Given data:
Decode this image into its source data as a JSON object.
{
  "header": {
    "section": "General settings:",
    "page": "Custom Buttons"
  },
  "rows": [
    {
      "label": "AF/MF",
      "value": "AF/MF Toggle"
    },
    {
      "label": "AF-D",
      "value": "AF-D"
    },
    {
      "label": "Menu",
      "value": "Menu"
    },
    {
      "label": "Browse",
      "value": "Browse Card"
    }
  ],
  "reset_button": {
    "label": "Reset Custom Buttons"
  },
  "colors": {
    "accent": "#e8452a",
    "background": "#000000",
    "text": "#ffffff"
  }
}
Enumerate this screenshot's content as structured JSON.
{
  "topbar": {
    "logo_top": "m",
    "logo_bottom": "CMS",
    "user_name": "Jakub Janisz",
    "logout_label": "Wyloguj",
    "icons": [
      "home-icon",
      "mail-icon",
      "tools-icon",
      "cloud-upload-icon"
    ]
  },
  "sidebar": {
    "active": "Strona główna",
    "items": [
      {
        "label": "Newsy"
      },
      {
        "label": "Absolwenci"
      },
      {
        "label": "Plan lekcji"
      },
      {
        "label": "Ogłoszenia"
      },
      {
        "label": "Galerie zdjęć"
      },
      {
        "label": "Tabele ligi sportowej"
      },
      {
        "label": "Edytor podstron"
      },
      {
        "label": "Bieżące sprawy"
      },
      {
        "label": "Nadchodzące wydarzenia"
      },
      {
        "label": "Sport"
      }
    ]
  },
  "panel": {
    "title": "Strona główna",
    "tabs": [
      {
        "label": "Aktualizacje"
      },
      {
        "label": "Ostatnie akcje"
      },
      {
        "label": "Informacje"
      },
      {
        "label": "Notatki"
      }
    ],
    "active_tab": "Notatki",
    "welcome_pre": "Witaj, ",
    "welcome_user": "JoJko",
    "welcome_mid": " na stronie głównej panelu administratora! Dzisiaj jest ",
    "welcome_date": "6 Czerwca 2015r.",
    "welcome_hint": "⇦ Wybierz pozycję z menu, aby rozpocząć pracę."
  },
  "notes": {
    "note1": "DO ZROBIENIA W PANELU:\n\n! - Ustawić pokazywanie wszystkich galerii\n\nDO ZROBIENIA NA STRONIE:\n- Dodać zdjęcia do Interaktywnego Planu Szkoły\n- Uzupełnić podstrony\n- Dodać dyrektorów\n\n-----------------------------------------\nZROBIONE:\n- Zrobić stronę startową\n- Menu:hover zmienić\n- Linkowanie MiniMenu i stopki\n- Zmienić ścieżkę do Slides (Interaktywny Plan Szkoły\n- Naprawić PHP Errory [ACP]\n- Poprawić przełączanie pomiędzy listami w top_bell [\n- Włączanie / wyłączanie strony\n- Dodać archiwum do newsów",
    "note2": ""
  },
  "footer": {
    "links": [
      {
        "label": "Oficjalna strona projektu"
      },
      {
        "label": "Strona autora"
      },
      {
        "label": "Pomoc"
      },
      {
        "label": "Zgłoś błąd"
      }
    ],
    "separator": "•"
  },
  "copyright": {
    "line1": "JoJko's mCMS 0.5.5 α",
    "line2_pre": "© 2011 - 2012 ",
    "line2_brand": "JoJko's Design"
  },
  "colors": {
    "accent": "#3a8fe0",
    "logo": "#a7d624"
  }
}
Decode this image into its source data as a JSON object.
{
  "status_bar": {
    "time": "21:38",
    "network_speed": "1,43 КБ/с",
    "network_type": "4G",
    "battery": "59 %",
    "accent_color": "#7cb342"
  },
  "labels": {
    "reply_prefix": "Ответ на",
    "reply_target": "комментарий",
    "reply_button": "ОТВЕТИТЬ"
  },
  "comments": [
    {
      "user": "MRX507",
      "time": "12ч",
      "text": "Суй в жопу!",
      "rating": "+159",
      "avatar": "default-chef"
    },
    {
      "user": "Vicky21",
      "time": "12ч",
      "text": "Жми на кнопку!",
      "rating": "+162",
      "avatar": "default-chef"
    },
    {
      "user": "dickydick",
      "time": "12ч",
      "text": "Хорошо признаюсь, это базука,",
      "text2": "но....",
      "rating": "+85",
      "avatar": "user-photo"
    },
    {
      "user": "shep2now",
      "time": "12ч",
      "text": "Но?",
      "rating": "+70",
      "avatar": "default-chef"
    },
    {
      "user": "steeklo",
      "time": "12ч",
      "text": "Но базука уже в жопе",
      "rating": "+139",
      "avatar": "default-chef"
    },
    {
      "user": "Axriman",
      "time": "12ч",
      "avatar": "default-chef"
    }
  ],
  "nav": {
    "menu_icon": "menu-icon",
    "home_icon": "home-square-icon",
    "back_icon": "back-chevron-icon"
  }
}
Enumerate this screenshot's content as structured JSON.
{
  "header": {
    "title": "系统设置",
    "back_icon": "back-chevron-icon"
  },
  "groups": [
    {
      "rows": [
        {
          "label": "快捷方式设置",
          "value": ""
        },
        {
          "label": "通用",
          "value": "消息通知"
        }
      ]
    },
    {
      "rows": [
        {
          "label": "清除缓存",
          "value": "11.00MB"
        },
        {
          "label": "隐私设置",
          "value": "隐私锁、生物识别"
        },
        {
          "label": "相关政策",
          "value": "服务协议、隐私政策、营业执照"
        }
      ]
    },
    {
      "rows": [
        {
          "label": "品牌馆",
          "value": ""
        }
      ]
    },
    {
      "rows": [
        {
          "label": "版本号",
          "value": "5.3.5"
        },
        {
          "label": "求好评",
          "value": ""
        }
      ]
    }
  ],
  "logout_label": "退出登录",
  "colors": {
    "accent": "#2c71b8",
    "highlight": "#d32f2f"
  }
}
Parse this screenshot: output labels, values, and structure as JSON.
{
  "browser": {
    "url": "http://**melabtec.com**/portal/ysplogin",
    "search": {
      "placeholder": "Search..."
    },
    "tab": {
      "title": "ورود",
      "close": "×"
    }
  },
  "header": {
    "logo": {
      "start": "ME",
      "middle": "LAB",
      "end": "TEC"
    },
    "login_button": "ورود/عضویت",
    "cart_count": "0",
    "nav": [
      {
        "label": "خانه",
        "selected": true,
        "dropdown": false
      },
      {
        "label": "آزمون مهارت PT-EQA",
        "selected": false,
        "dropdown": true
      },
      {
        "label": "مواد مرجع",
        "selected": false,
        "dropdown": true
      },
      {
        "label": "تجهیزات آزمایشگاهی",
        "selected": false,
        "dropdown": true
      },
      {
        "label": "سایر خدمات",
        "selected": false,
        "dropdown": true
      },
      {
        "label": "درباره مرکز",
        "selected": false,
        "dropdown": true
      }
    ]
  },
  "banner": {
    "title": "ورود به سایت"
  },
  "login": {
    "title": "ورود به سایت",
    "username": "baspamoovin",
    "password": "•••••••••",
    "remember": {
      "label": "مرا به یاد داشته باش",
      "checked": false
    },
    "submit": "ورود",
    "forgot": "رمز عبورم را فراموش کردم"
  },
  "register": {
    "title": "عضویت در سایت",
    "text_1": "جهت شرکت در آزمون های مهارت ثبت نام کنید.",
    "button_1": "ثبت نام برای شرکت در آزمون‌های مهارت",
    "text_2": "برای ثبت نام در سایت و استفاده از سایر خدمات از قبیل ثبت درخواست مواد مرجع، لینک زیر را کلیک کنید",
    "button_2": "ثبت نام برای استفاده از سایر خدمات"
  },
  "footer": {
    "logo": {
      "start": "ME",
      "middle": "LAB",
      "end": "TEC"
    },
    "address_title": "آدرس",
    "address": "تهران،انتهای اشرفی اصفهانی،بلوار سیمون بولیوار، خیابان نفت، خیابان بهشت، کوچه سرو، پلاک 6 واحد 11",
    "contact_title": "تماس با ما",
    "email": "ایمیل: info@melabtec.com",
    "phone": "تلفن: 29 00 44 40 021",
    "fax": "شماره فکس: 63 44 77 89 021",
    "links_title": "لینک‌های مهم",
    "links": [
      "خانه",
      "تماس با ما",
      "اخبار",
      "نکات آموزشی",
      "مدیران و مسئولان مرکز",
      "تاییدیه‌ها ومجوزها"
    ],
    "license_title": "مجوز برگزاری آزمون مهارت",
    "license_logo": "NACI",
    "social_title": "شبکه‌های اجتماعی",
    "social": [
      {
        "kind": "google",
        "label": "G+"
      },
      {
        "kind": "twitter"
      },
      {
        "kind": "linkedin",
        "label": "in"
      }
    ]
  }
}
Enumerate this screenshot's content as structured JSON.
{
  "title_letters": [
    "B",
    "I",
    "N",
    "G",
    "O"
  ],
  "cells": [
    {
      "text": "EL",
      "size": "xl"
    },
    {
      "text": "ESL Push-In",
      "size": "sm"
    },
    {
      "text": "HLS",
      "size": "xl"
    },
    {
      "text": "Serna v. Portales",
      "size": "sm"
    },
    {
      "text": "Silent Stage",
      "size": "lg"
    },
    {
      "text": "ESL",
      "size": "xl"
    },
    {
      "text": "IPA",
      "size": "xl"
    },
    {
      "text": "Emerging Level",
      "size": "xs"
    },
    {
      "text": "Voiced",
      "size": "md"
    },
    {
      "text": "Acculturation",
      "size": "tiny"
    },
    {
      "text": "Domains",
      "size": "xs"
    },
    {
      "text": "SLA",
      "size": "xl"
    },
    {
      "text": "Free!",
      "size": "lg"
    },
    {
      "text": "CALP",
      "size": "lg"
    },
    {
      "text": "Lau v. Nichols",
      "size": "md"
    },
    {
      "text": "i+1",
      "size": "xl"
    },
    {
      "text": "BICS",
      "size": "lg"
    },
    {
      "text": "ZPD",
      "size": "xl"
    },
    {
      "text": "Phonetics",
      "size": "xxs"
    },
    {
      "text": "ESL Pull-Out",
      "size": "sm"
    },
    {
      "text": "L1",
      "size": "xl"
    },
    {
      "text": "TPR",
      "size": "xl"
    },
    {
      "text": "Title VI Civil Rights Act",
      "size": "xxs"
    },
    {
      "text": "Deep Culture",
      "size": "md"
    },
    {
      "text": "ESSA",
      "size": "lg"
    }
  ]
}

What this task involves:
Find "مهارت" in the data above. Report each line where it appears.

Finished exercise:
        "label": "آزمون مهارت PT-EQA",
    "text_1": "جهت شرکت در آزمون های مهارت ثبت نام کنید.",
    "button_1": "ثبت نام برای شرکت در آزمون‌های مهارت",
    "license_title": "مجوز برگزاری آزمون مهارت",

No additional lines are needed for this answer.